Slip and trip claims, also known as public liability claims, are most often made by people who’ve suffered falls on slippery or uneven surfaces.

Some of the more common causes of slip and fall claims include

  • potholes
  • damaged pavements
  • wet floors with no warnings
  • tree roots grown through tarmac

banana peel

When can you file a claim?

Being injured in a fall in a public area does not automatically meant that you now qualify to claim for damages.

However, injuries that require medical treatment – as opposed to, say, a bruise or light scrape – are more likely to lead to your being recompensed in some way.

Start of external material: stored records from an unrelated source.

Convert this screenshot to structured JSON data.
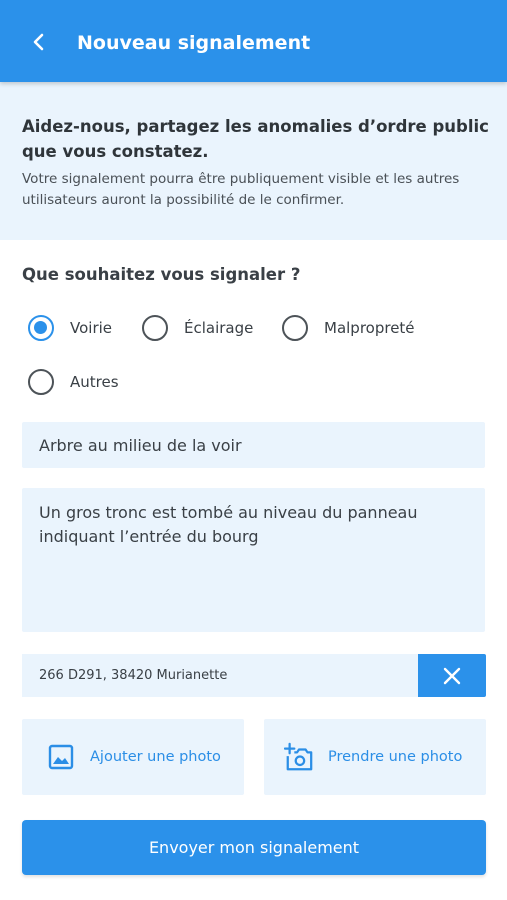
{
  "colors": {
    "primary": "#2b91ea",
    "surface": "#eaf4fd",
    "text": "#333a40"
  },
  "header": {
    "title": "Nouveau signalement",
    "back_icon": "chevron-left-icon"
  },
  "intro": {
    "title": "Aidez-nous, partagez les anomalies d’ordre public que vous constatez.",
    "text": "Votre signalement pourra être publiquement visible et les autres utilisateurs auront la possibilité de le confirmer."
  },
  "form": {
    "question": "Que souhaitez vous signaler ?",
    "categories": [
      {
        "label": "Voirie",
        "checked": true
      },
      {
        "label": "Éclairage",
        "checked": false
      },
      {
        "label": "Malpropreté",
        "checked": false
      },
      {
        "label": "Autres",
        "checked": false
      }
    ],
    "title_value": "Arbre au milieu de la voir",
    "description_value": "Un gros tronc est tombé au niveau du panneau indiquant l’entrée du bourg",
    "address_value": "266 D291, 38420 Murianette",
    "clear_icon": "close-icon",
    "add_photo_label": "Ajouter une photo",
    "add_photo_icon": "image-icon",
    "take_photo_label": "Prendre une photo",
    "take_photo_icon": "add-camera-icon",
    "submit_label": "Envoyer mon signalement"
  }
}
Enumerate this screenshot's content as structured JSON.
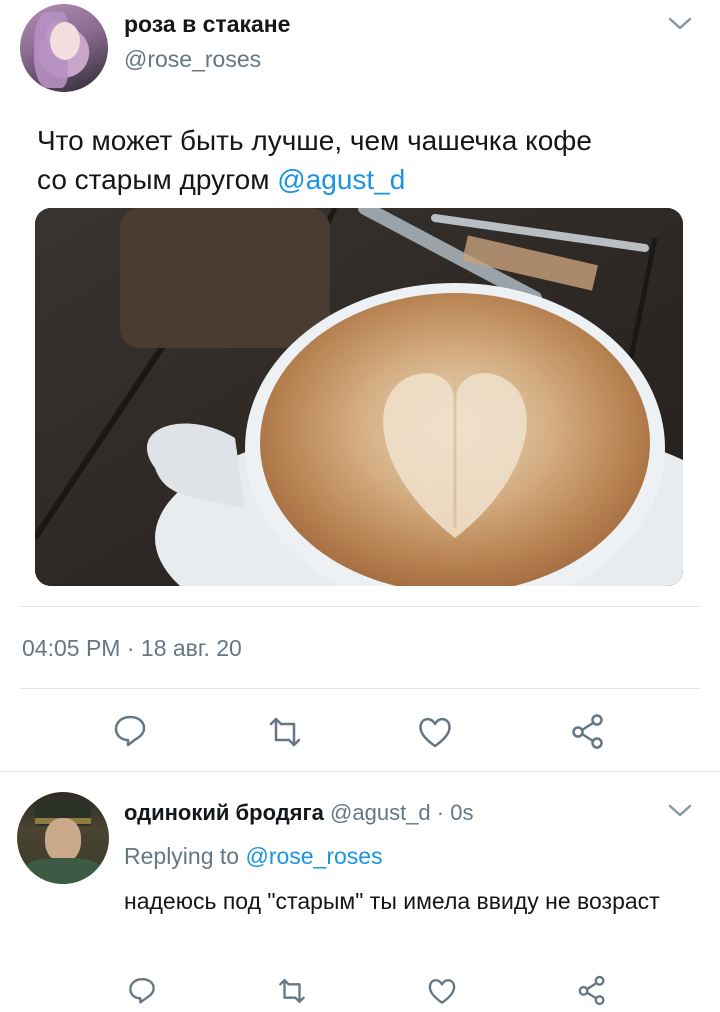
{
  "tweet": {
    "display_name": "роза в стакане",
    "handle": "@rose_roses",
    "text_part1": "Что может быть лучше, чем чашечка  кофе",
    "text_part2": "со старым другом ",
    "text_mention": "@agust_d",
    "image_alt": "latte art coffee cup with cutlery",
    "time": "04:05 PM",
    "date_separator": " · ",
    "date": "18 авг. 20"
  },
  "actions": {
    "reply_icon": "speech-bubble",
    "retweet_icon": "retweet-arrows",
    "like_icon": "heart",
    "share_icon": "share-nodes"
  },
  "reply": {
    "display_name": "одинокий бродяга",
    "handle": "@agust_d",
    "time_sep": " · ",
    "time": "0s",
    "replying_to_label": "Replying to ",
    "replying_to_handle": "@rose_roses",
    "text": "надеюсь под \"старым\" ты имела ввиду не возраст"
  },
  "colors": {
    "link": "#1b95e0",
    "secondary_text": "#657786",
    "primary_text": "#14171a",
    "divider": "#e1e8ed"
  }
}
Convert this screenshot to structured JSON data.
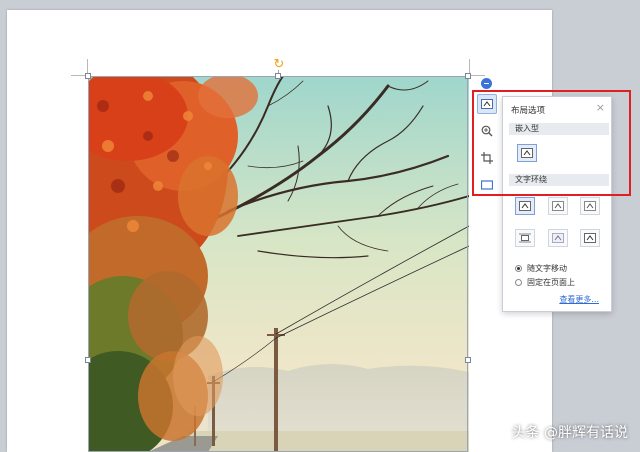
{
  "layout_panel": {
    "title": "布局选项",
    "close_glyph": "×",
    "inline_section": "嵌入型",
    "wrap_section": "文字环绕",
    "radio_move_with_text": "随文字移动",
    "radio_fixed_position": "固定在页面上",
    "see_more": "查看更多...",
    "selected_radio": "move_with_text"
  },
  "side_toolbar": {
    "tools": [
      {
        "icon": "layout-options-icon",
        "active": true
      },
      {
        "icon": "zoom-icon",
        "active": false
      },
      {
        "icon": "crop-icon",
        "active": false
      },
      {
        "icon": "border-icon",
        "active": false
      }
    ]
  },
  "watermark": "头条 @胖辉有话说",
  "colors": {
    "highlight_box": "#e02020",
    "accent": "#3b73d6",
    "rotate_handle": "#f3a010"
  }
}
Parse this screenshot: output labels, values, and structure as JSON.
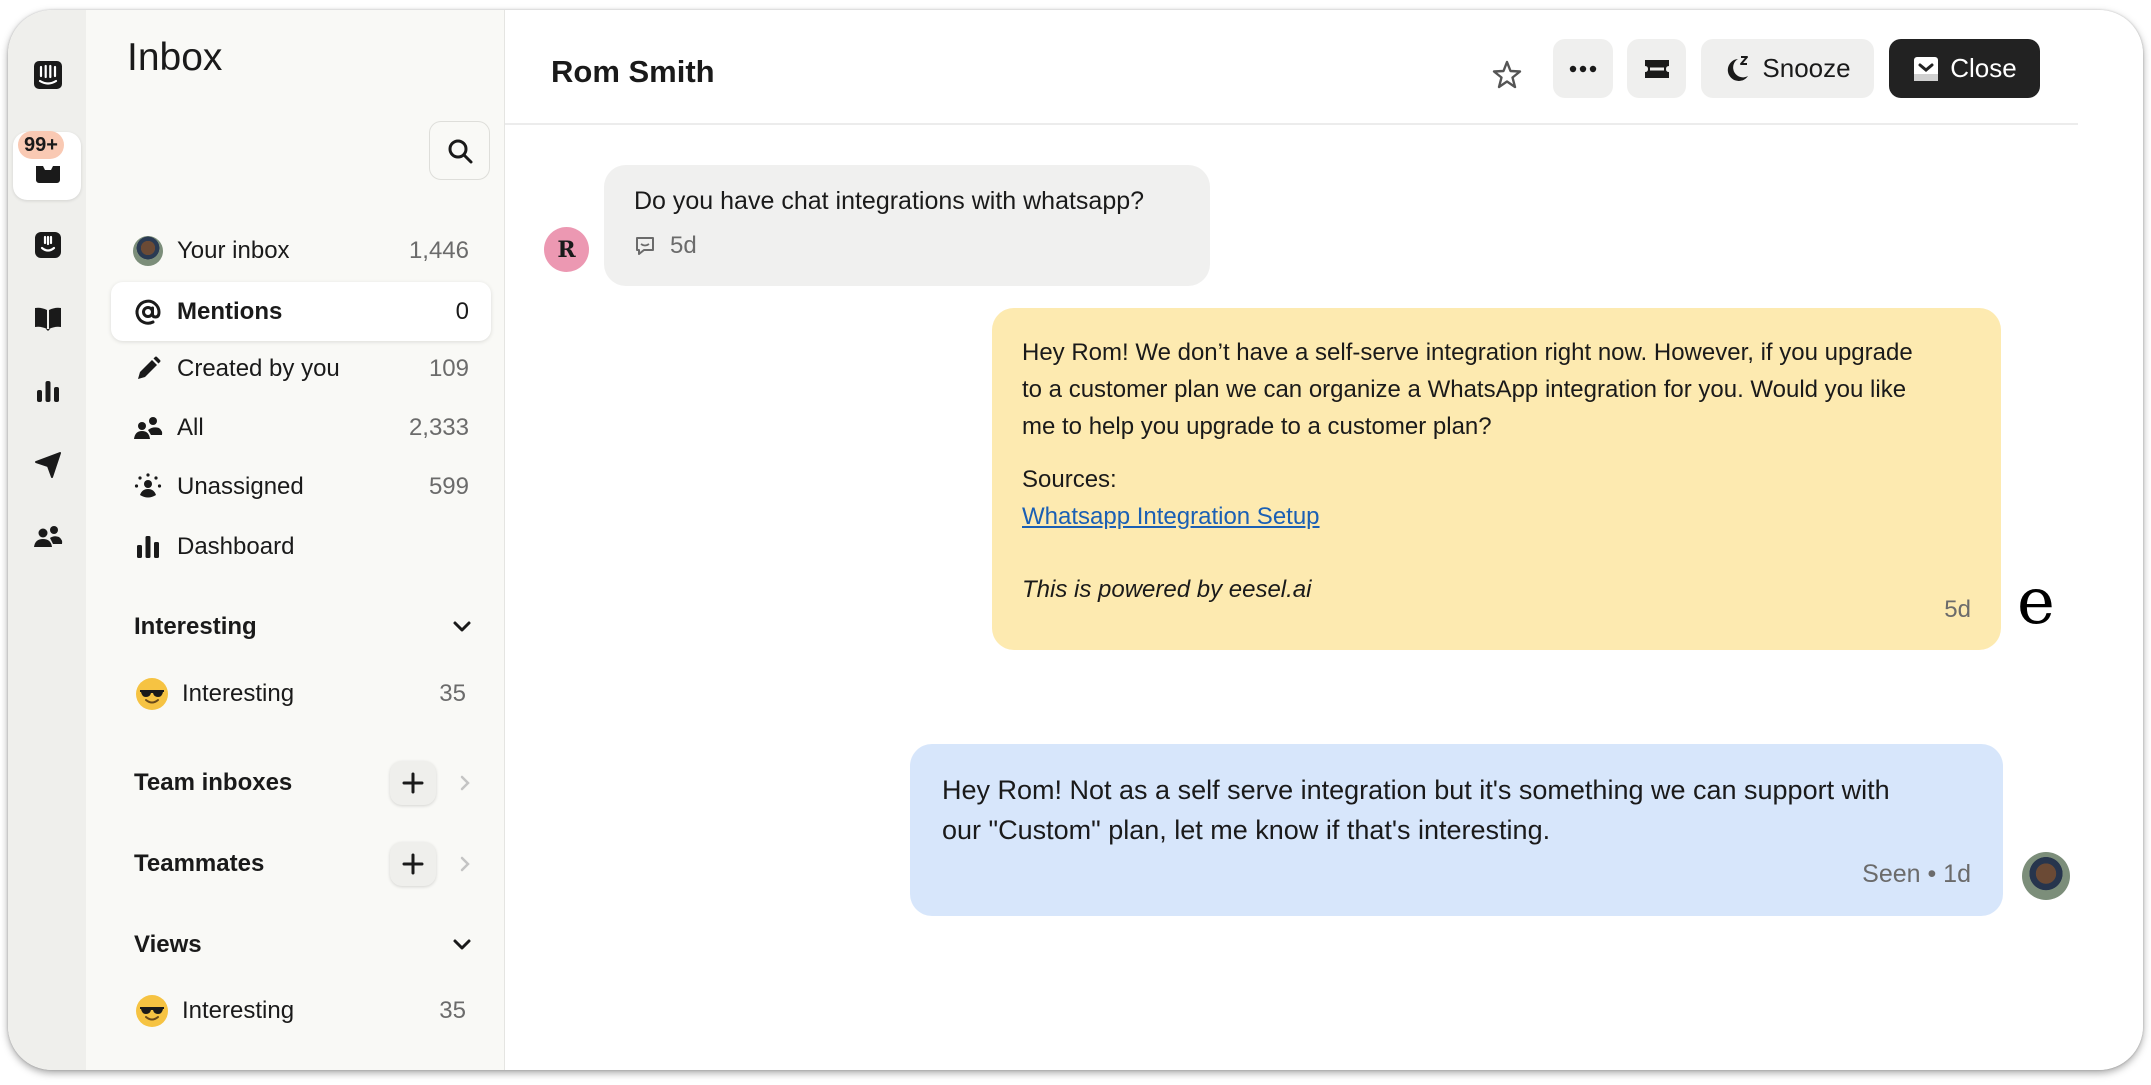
{
  "rail": {
    "badge": "99+",
    "icons": [
      "intercom-logo-icon",
      "inbox-icon",
      "fin-bot-icon",
      "knowledge-book-icon",
      "reports-chart-icon",
      "outbound-send-icon",
      "contacts-people-icon"
    ]
  },
  "sidebar": {
    "title": "Inbox",
    "search_icon": "search-icon",
    "items": [
      {
        "label": "Your inbox",
        "count": "1,446",
        "icon": "avatar"
      },
      {
        "label": "Mentions",
        "count": "0",
        "icon": "at-icon",
        "active": true
      },
      {
        "label": "Created by you",
        "count": "109",
        "icon": "pencil-icon"
      },
      {
        "label": "All",
        "count": "2,333",
        "icon": "people-icon"
      },
      {
        "label": "Unassigned",
        "count": "599",
        "icon": "unassigned-icon"
      },
      {
        "label": "Dashboard",
        "count": "",
        "icon": "bar-chart-icon"
      }
    ],
    "sections": {
      "interesting": {
        "title": "Interesting",
        "items": [
          {
            "label": "Interesting",
            "count": "35",
            "emoji": "😎"
          }
        ]
      },
      "team_inboxes": {
        "title": "Team inboxes"
      },
      "teammates": {
        "title": "Teammates"
      },
      "views": {
        "title": "Views",
        "items": [
          {
            "label": "Interesting",
            "count": "35",
            "emoji": "😎"
          }
        ]
      }
    }
  },
  "header": {
    "title": "Rom Smith",
    "snooze_label": "Snooze",
    "close_label": "Close"
  },
  "messages": {
    "customer": {
      "avatar_initial": "R",
      "text": "Do you have chat integrations with whatsapp?",
      "time": "5d"
    },
    "bot": {
      "line1": "Hey Rom! We don’t have a self-serve integration right now. However, if you upgrade",
      "line2": "to a customer plan we can organize a WhatsApp integration for you. Would you like",
      "line3": "me to help you upgrade to a customer plan?",
      "sources_label": "Sources:",
      "source_link": "Whatsapp Integration Setup",
      "powered_by": "This is powered by eesel.ai",
      "time": "5d",
      "logo": "e"
    },
    "agent": {
      "line1": "Hey Rom! Not as a self serve integration but it's something we can support with",
      "line2": "our \"Custom\" plan, let me know if that's interesting.",
      "meta": "Seen • 1d"
    }
  },
  "colors": {
    "bot_bubble": "#fdeab0",
    "agent_bubble": "#d7e6fb",
    "customer_bubble": "#f0f0ef",
    "link": "#1a5fb4",
    "badge": "#f9c9b3",
    "customer_avatar": "#ec98b2"
  }
}
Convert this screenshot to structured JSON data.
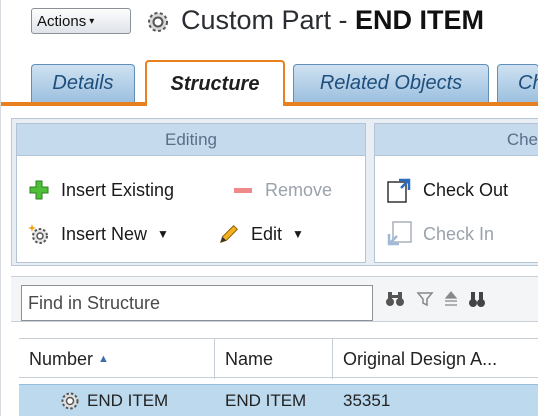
{
  "header": {
    "actions_label": "Actions",
    "title_prefix": "Custom Part - ",
    "title_bold": "END ITEM"
  },
  "tabs": [
    {
      "label": "Details",
      "active": false
    },
    {
      "label": "Structure",
      "active": true
    },
    {
      "label": "Related Objects",
      "active": false
    },
    {
      "label": "Ch",
      "active": false
    }
  ],
  "ribbon": {
    "editing": {
      "title": "Editing",
      "insert_existing": "Insert Existing",
      "remove": "Remove",
      "insert_new": "Insert New",
      "edit": "Edit"
    },
    "checkout": {
      "title": "Che",
      "check_out": "Check Out",
      "check_in": "Check In"
    }
  },
  "find": {
    "placeholder": "Find in Structure"
  },
  "table": {
    "columns": [
      "Number",
      "Name",
      "Original Design A..."
    ],
    "rows": [
      {
        "number": "END ITEM",
        "name": "END ITEM",
        "original": "35351"
      }
    ]
  },
  "colors": {
    "active_tab_border": "#e7811e",
    "tab_fill": "#9cc0df",
    "group_title": "#c6daee",
    "selected_row": "#bcd9ee"
  }
}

A common misconception is that erecting a “slippery floor” or “uneven surface” warning sign absolves the owner of the sign-posted space from any responsibility in the event of injuries.

However, even with a sign in place, this individual is expected to resolve the potential hazard, drying, cleaning or

evening out the ground in the affected area, within a reasonable period of time.

If no action is taken and someone is injured, the owner may be liable, and subject to legal action.

hazard sign

What damages may be awarded

Damages awarded in slip and trip cases can be substantial.

For example, an American tourist at a Pretoria safari lodge made a slip and trip claim that resulted in the establishment paying him out a total of R13 million.

Among the factors that contribute to the damages awarded in a successful slip and trip claim are

  • the pain and distress caused by the injury sustained
  • associated costs and losses following any disability
  • lost earnings due to time off work
  • costs of medical treatment and post-accident recuperative care
  • restrictions posed by the injury on your usual activities and social life
  • general expenses, for example for painkillers, transportation and so on

Sprained ankle

What you need for a successful claim

You can expect a claim to be successful only if you make it not long after the relevant incident.

The best practice is to record the incident with the relevant authority where it occurred;

if the accident happened on a public space like a pavement or when crossing the road,

you may have to report it to a government authority, such as the highway or transport department.

If you fall somewhere privately owned, such as in a store or mall, you should contact the manager on duty.

Also find out if the establishment has public liability insurance, as many will do.

Those that don’t may be subject to further penalties.

It is essential to have a written description of what happened and to sign this only once you’re completely in agreement with the way events are described.

This will be an essential tool in your legal arsenal in court proceedings.

Luckily for some, a select few law firms provide their service on a generous “no win, no pay” basis,

meaning that even if you don’t manage to gather all necessary details following an incident, you’re at no risk of losing out by pursuing the claim.

Featured images:

License: Creative Commons

image source

License: Creative Commons image source

License: Creative Commons image source

Post provided courtesy of Jeff, a South African author and frequent legal blogger.